The Hubble Space Telescope imaged the interstellar Comet 2I/Borisov when it came closest to the Sun in its hyperbolic orbit that takes it in and back out of the solar system.
Comet 2I/Borisov has remained dim for backyard telescopes, though a few large amateur telescopes have swept it up. Nevertheless, the interstellar comet is ripe for study using world-class telescopes, including the Hubble Space Telescope, which imaged the comet as it rounded the Sun.
This pair of images from Hubble were taken on November 16th, when the comet happened to pass in front of a distant background galaxy, and December 9th, when Comet Borisov had just passed perihelion and was below the inner edge of the main asteroid belt. The comet’s light is artificially colored blue (it’s actually a grayscale image) to help distinguish detail.

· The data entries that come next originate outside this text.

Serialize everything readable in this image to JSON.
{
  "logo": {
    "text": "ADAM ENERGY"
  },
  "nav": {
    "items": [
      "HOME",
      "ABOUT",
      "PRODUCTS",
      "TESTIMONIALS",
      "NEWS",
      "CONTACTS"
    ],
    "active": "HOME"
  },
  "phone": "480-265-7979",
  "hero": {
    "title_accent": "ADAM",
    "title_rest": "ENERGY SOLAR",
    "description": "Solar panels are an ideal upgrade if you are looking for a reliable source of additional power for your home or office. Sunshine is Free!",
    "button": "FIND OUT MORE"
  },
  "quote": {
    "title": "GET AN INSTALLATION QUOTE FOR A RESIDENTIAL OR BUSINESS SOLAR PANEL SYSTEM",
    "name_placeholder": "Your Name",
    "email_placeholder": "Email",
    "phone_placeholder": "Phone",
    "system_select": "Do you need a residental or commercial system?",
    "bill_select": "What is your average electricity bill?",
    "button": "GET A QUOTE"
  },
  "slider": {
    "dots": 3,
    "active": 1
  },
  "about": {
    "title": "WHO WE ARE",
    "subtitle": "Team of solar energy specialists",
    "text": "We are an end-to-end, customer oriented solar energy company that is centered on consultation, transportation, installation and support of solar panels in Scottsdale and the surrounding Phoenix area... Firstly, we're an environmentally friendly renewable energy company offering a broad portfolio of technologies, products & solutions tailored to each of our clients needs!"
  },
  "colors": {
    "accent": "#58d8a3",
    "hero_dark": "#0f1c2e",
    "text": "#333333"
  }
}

The newest observations revise earlier estimates of the size of the comet’s nucleus. Hubble still can’t actually resolve the nucleus — the light seen in this image comes from an extended halo of dust, known as a coma, that scatters sunlight. However, the Hubble image can help researchers determine an upper limit: The nucleus is less than a kilometer across.

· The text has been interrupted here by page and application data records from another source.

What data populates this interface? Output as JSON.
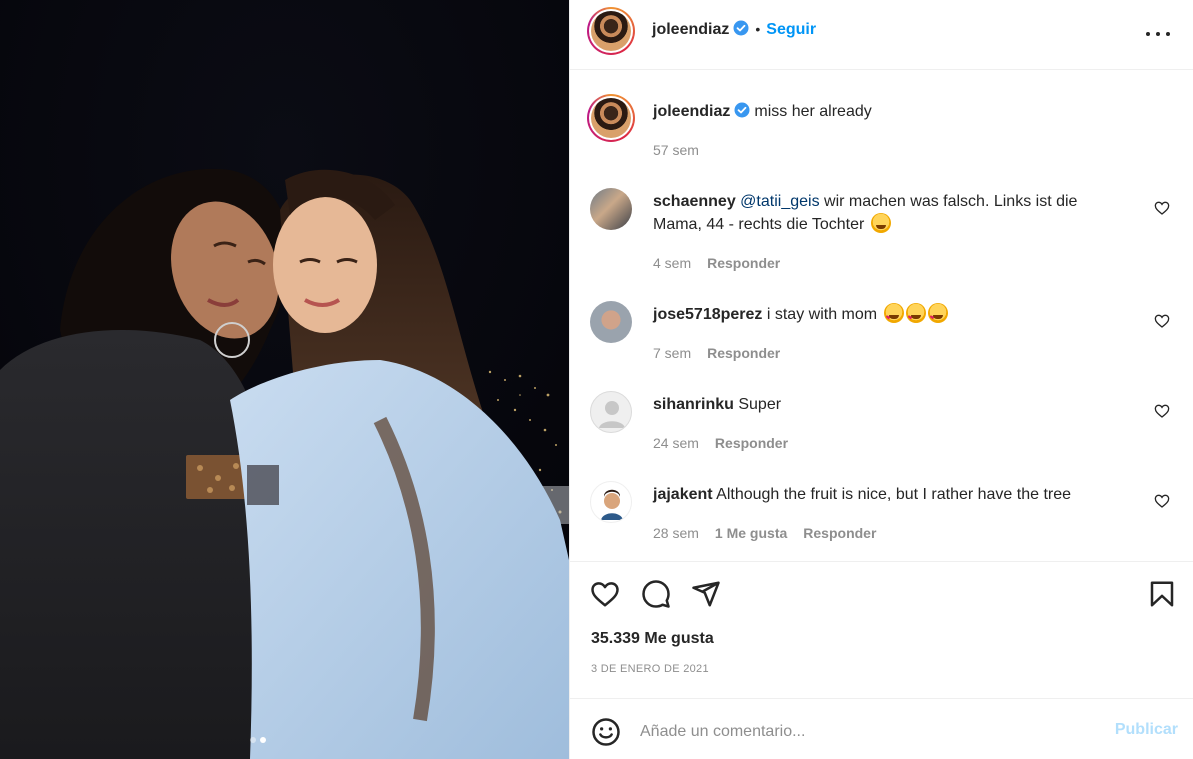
{
  "post": {
    "author": "joleendiaz",
    "follow_label": "Seguir",
    "separator": "•",
    "more_icon": "more-horizontal-icon"
  },
  "caption": {
    "username": "joleendiaz",
    "text": "miss her already",
    "time": "57 sem"
  },
  "comments": [
    {
      "username": "schaenney",
      "mention": "@tatii_geis",
      "text": " wir machen was falsch. Links ist die Mama, 44 - rechts die Tochter",
      "emojis": [
        "grinning-sweat-emoji"
      ],
      "time": "4 sem",
      "likes": "",
      "reply": "Responder"
    },
    {
      "username": "jose5718perez",
      "mention": "",
      "text": "i stay with mom",
      "emojis": [
        "smiling-hearts-emoji",
        "smiling-hearts-emoji",
        "smiling-hearts-emoji"
      ],
      "time": "7 sem",
      "likes": "",
      "reply": "Responder"
    },
    {
      "username": "sihanrinku",
      "mention": "",
      "text": "Super",
      "emojis": [],
      "time": "24 sem",
      "likes": "",
      "reply": "Responder"
    },
    {
      "username": "jajakent",
      "mention": "",
      "text": "Although the fruit is nice, but I rather have the tree",
      "emojis": [],
      "time": "28 sem",
      "likes": "1 Me gusta",
      "reply": "Responder"
    }
  ],
  "engagement": {
    "likes": "35.339 Me gusta",
    "date": "3 DE ENERO DE 2021"
  },
  "composer": {
    "placeholder": "Añade un comentario...",
    "publish_label": "Publicar"
  },
  "carousel": {
    "count": 2,
    "active_index": 1
  },
  "colors": {
    "accent": "#0095f6",
    "publish_disabled": "#b2dffc",
    "muted": "#8e8e8e",
    "verified": "#3897f0"
  }
}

“Surprisingly, our Hubble images show that its nucleus is more than 15 times smaller than earlier investigations suggested it might be,” says David Jewitt (University of California, Los Angeles). “Knowing the size is potentially useful for beginning to estimate how common such objects may be in the solar system and our galaxy.”
The comet is traveling fast, reaching a maximum speed at perihelion of 45 km/s (100,000 mph). By mid-2020, Borisov will already be past Jupiter’s orbit on its way out of the solar system.